Mark Cuban has Leon Cooperman’s back in insider-trading battle (NYP)
Cuban, cleared by a Texas jury in 2013 of insider trading charges brought by the Securities and Exchange Commission, told The Post on Thursday that Washington’s pursuit of the hedgie “sure looked like a witch hunt.” Cooperman, the head of Omega Advisors, was charged by the SEC on Wednesday with using info obtained in 2010 from executives at Atlas Pipeline to reap at least $4 million in profits — and then trying to cover up his scheme. The 73-year-old investor passionately denied the SEC’s allegations in both a letter to investors and a phone call with the media.
Police question bridge-crossing clown when umbrella is mistaken for gun (UPI)

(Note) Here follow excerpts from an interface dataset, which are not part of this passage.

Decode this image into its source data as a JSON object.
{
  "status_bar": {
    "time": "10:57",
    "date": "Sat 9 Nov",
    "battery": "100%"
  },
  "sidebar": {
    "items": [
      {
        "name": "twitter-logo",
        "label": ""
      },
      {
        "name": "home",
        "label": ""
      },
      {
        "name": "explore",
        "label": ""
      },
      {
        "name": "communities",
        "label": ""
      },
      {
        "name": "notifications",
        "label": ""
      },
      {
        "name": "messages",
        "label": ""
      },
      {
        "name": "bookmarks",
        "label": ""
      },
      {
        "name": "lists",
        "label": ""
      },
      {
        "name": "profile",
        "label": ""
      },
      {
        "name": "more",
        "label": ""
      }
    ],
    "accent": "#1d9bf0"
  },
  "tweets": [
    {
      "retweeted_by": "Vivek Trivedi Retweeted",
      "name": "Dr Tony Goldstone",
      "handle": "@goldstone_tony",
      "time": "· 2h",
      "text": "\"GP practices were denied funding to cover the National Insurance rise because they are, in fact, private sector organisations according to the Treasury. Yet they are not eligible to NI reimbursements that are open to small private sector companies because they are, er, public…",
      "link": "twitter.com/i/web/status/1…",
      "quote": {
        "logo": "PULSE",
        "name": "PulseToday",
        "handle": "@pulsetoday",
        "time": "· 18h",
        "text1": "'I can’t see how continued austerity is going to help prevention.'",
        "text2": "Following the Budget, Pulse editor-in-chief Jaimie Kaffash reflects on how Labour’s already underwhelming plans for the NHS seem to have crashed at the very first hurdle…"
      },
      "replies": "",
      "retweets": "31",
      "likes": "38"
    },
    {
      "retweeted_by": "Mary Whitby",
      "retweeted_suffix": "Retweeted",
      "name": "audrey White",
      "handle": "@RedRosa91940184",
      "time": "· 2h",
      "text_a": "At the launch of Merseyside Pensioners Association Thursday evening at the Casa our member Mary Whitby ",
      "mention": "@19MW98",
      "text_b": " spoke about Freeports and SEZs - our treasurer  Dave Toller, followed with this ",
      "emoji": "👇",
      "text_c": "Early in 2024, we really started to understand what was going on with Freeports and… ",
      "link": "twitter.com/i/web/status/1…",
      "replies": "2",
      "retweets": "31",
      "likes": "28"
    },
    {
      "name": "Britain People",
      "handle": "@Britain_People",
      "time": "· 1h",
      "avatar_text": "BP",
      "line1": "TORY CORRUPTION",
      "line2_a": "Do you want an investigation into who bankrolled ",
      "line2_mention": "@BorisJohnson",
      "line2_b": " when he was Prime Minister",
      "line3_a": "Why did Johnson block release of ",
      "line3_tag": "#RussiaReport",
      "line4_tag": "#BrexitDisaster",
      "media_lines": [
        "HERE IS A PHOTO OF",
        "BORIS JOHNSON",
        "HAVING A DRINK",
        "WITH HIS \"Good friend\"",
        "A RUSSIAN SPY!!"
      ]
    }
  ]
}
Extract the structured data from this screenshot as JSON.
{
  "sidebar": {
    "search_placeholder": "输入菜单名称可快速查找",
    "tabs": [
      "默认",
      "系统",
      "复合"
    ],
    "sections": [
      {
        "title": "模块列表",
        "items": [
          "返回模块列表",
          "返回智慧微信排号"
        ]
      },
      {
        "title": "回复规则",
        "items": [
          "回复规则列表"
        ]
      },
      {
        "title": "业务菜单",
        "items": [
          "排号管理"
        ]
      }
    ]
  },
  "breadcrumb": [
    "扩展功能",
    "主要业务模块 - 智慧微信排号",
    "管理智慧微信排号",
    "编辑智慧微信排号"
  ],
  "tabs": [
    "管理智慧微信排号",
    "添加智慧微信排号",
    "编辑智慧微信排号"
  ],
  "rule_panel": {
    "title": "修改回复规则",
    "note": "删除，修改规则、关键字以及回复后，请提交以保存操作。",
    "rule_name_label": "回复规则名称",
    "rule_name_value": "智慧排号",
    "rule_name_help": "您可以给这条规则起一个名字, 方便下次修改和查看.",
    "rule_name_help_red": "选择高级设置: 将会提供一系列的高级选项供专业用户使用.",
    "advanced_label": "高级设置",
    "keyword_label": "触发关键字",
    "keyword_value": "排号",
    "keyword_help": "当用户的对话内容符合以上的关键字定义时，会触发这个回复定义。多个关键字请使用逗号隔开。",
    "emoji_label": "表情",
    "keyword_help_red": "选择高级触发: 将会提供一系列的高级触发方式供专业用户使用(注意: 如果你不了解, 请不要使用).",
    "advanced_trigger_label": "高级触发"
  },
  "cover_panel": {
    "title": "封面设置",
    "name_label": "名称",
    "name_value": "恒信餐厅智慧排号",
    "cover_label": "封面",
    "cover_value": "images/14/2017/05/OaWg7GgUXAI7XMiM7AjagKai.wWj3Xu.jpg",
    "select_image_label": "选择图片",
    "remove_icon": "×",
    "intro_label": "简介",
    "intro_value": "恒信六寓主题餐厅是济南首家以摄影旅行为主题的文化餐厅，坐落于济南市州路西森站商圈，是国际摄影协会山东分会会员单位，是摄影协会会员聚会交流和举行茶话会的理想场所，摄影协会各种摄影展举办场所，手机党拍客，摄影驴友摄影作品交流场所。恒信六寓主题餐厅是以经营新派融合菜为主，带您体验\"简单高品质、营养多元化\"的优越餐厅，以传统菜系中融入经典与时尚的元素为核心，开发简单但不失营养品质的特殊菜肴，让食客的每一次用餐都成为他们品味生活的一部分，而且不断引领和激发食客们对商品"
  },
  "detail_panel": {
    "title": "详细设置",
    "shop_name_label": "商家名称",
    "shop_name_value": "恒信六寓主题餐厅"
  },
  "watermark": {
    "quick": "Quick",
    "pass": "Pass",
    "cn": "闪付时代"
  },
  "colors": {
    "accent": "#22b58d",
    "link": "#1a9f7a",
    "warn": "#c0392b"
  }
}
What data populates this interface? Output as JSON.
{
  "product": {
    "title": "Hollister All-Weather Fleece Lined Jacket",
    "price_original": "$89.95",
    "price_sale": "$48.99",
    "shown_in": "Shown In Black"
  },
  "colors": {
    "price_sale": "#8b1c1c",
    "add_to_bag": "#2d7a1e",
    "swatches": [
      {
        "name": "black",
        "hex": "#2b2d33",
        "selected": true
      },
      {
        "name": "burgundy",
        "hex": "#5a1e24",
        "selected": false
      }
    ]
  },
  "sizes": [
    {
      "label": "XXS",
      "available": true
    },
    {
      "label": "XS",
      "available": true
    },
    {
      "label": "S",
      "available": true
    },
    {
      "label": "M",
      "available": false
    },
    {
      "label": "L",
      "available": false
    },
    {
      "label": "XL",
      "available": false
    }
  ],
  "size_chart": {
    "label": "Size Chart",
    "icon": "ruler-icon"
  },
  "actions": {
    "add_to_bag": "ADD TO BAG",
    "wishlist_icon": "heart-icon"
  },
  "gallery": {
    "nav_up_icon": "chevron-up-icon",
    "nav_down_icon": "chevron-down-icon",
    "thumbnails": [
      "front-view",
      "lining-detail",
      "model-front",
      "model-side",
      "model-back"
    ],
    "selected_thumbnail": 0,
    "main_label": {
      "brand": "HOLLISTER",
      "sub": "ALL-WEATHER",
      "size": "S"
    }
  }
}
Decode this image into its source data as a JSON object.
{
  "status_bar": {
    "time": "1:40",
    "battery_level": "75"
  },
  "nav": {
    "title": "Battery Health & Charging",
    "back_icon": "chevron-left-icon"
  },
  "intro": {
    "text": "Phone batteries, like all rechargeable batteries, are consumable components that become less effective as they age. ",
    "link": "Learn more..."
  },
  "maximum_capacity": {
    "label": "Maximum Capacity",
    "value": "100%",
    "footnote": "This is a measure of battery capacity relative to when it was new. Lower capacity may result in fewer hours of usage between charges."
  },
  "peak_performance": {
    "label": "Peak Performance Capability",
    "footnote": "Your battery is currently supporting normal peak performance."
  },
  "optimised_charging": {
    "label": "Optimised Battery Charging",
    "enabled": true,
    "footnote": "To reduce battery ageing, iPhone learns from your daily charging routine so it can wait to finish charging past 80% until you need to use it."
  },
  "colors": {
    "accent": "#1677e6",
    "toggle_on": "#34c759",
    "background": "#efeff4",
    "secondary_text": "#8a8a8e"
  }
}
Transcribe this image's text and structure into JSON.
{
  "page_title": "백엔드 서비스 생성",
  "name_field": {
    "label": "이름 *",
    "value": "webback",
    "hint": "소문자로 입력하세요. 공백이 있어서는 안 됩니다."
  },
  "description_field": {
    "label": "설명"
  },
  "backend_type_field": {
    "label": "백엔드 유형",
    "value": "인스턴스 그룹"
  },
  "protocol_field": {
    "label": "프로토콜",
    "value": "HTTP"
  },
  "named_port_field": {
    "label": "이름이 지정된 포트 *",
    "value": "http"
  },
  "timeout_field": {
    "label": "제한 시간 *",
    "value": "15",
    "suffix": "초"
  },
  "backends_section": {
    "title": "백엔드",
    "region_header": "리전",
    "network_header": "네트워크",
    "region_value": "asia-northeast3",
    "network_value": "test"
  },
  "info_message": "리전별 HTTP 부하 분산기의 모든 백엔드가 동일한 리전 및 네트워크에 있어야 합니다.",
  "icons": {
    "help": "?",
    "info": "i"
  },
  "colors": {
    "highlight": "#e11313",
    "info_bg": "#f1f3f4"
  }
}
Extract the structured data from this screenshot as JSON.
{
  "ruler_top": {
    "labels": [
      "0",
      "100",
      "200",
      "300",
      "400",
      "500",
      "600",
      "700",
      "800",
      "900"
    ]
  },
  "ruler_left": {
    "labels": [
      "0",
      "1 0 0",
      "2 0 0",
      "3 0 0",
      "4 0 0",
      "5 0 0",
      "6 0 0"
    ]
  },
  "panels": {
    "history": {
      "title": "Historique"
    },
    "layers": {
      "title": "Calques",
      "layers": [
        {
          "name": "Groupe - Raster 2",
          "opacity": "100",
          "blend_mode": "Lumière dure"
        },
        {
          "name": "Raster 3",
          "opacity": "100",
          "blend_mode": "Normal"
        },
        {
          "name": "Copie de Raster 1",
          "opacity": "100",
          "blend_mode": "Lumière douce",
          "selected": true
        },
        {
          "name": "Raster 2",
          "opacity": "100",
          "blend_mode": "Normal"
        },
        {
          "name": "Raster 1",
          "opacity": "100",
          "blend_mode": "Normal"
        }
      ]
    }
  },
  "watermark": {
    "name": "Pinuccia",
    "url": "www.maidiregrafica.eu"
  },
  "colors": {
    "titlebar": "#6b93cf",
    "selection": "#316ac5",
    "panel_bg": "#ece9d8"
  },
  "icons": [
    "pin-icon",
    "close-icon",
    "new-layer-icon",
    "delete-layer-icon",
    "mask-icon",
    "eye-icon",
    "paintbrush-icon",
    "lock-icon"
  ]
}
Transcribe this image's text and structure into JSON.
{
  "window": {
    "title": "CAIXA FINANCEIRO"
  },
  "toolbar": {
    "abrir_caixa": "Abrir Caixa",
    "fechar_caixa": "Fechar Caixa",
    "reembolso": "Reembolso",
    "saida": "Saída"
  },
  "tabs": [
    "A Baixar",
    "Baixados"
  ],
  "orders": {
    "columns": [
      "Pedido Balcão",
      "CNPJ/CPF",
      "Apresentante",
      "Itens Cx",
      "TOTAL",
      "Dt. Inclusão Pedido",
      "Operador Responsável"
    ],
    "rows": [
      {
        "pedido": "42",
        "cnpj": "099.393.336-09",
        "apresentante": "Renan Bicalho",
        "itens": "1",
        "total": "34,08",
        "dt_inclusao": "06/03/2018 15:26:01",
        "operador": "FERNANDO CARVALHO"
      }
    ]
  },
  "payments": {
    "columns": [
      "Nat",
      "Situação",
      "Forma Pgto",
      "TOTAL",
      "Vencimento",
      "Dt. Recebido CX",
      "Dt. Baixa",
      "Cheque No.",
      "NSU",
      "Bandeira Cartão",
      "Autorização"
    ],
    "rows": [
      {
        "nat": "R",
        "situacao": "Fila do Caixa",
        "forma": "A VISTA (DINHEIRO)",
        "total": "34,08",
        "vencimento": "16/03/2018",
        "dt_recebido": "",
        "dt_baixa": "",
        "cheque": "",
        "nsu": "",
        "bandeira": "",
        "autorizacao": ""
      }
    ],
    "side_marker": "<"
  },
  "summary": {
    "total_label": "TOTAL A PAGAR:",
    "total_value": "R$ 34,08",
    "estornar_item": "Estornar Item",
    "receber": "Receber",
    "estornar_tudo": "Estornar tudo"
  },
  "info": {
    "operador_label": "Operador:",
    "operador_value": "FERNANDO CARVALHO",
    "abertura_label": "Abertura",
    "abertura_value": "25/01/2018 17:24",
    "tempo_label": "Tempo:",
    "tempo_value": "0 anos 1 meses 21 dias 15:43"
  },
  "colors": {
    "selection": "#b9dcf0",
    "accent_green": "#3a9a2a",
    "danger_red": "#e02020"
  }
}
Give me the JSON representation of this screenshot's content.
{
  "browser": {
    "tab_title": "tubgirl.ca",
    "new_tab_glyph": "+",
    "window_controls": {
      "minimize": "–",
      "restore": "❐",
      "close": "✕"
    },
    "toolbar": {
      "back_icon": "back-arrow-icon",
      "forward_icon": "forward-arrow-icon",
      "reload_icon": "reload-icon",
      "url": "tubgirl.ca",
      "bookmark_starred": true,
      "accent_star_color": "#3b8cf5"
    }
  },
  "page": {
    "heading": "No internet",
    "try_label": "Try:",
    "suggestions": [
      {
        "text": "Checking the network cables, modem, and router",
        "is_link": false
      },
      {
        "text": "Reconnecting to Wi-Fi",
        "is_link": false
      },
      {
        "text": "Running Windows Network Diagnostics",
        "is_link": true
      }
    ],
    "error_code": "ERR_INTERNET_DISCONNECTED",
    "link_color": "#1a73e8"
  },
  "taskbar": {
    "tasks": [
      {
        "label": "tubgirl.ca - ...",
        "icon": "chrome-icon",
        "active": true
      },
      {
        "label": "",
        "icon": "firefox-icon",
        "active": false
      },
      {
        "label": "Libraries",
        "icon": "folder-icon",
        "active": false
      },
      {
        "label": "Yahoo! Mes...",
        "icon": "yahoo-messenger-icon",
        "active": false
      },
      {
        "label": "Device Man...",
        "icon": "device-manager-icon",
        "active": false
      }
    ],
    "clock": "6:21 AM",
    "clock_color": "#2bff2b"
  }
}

Mount Pleasant police said a witness called 911 Wednesday to report a man in full clown regalia was crossing the Ravenel Bridge and appeared to be carrying a gun. "It appeared to be a male, but he had full face makeup on dressed like a clown," the caller told 911 dispatchers in records obtained by WCIV-TV. "It's a thing, and it's a little sketchy, and he appeared to have a rifle underneath his right arm. Could have been something else." The caller attempted to describe the clown's attributes, but had a difficult time through the clown's costume and makeup. "When I looked, my impression was that's a crazy ass 50-some-year-old perv. I mean, I can't give you anything solid on that," the caller said. "To look at him, he looks all rainbow. I think from the front there's more color." The caller made a second pass across the bridge to get a better look at the clown. "They won't miss him. He's half red, half yellow, and... OK, I'm sorry that is absolutely an umbrella he is carrying, not a gun," the caller said. "Oh I'm glad I was able to verify that. I'm sorry that I guessed that wrong. Like I said, I just saw the wooden part and said what I thought it was."